Saturday, September 26, is World Contraception Day, a day to celebrate the power of family planning to save lives, promote good health and empower women, and urge Congress to support U.S. investments in domestic and international family planning and reproductive health programs.
As I’ve written before, the United States is the largest provider of international family planning funding; however, in the U.S. and around the world, there is still an unmet need for access to family planning, which Planned Parenthood is working to address.
You can help - sign the petition.
Barriers to birth control still exist for far too many women. In the U.S., birth control is politicized — just last week the House passed a bill to defund Planned Parenthood, which provides birth control counseling and services to 2.1 million patients in the U.S. each year. In addition to congressional attacks on the nation’s federally funded family planning program that nearly 4.6 million people rely on, there is push-back by some companies that don’t want to provide their employees with no-copay birth control, which is required by the Affordable Care Act.
Globally, 225 million women in developing countries still experience an unmet need for modern contraception, meaning that they want to avoid a pregnancy but are currently using no method or a less effective, traditional contraceptive method. This unmet need contributes to high rates of maternal and newborn mortality and undermines women’s ability to lead empowered and productive lives. Despite this need, members of Congress in the House and Senate have attempted this year to slash funding for international family planning and reproductive health by nearly $150 million and zero out the U.S. contribution to the United Nations Population Fund (UNFPA), which is the UN agency that focuses on reproductive health and is a vital source of contraceptive supplies worldwide.

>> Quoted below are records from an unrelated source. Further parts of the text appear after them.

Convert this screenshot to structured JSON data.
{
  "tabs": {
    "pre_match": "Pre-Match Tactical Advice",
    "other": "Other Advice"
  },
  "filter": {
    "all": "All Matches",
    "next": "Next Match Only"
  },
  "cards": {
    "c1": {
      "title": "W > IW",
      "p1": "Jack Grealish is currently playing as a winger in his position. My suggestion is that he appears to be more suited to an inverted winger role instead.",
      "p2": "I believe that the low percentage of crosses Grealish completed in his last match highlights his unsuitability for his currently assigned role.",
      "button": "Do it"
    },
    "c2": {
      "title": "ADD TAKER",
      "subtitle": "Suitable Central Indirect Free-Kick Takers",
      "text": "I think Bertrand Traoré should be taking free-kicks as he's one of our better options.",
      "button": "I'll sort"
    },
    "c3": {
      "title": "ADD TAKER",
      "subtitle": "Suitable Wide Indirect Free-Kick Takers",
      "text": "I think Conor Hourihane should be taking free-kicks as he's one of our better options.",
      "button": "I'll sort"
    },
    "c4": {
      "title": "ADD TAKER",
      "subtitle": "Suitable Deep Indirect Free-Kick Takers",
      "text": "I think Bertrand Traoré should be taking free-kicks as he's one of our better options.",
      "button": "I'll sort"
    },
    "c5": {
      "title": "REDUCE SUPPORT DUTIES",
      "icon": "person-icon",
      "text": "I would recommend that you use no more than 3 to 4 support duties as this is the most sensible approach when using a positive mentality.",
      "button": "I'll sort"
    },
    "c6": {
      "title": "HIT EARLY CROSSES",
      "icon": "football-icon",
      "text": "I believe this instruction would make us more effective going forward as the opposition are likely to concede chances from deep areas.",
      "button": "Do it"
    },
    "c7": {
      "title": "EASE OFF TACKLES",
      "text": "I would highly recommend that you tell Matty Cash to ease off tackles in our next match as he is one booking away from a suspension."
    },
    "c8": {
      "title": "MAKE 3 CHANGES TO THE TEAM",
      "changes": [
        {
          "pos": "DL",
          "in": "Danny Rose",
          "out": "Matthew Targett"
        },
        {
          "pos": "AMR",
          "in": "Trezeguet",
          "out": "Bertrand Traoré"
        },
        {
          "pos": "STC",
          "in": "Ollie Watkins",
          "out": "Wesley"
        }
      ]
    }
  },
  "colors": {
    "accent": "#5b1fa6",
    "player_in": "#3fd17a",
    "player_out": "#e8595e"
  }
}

And for the money it they did appropriate, they have attempted to impose the global gag rule, a harmful policy which impedes women’s access to family planning in other countries by cutting off funding for many of the most experienced and trusted health care providers. While our bipartisan allies in the Senate have fought back against these attacks, Congress will have to resolve these differences to pass a budget before the fiscal year ends on September 30.
These attacks on women’s health need to stop: both here in the United States and internationally. Access to reproductive health care shouldn’t be stigmatized and politicized.
So what does it mean when the U.S. does invest in international family planning? In FY 2015, it meant that:
- 28 million women and couples received contraceptive services and supplies;
- 6 million unintended pregnancies, including 3 million unplanned births, were averted;
- 2.4 million induced abortions were averted (1.9 million of them unsafe); and
- 12,000 maternal deaths were averted.
That’s an incredible amount of women who rely on those funds to live safer, healthier lives.
We owe it to them— and ourselves — to make this investment as a way to support the empowerment of women and girls, improve health care access, and promote global development. We owe it to ourselves — and to them — to support access to contraceptives for millions of women in in the U.S. and around the world so that they can build their families as they so choose.
So what happens next?
In the coming days the House and Senate will have to pass a budget. Planned Parenthood affiliates across the nation are advocating to make sure our policy makers know how vital it is to invest in domestic and international family planning.
In the meantime, you can help us advocate for eliminating the global gag rule once and for all by completing the petition here.
Erica, Planned Parenthood Global Youth Ambassador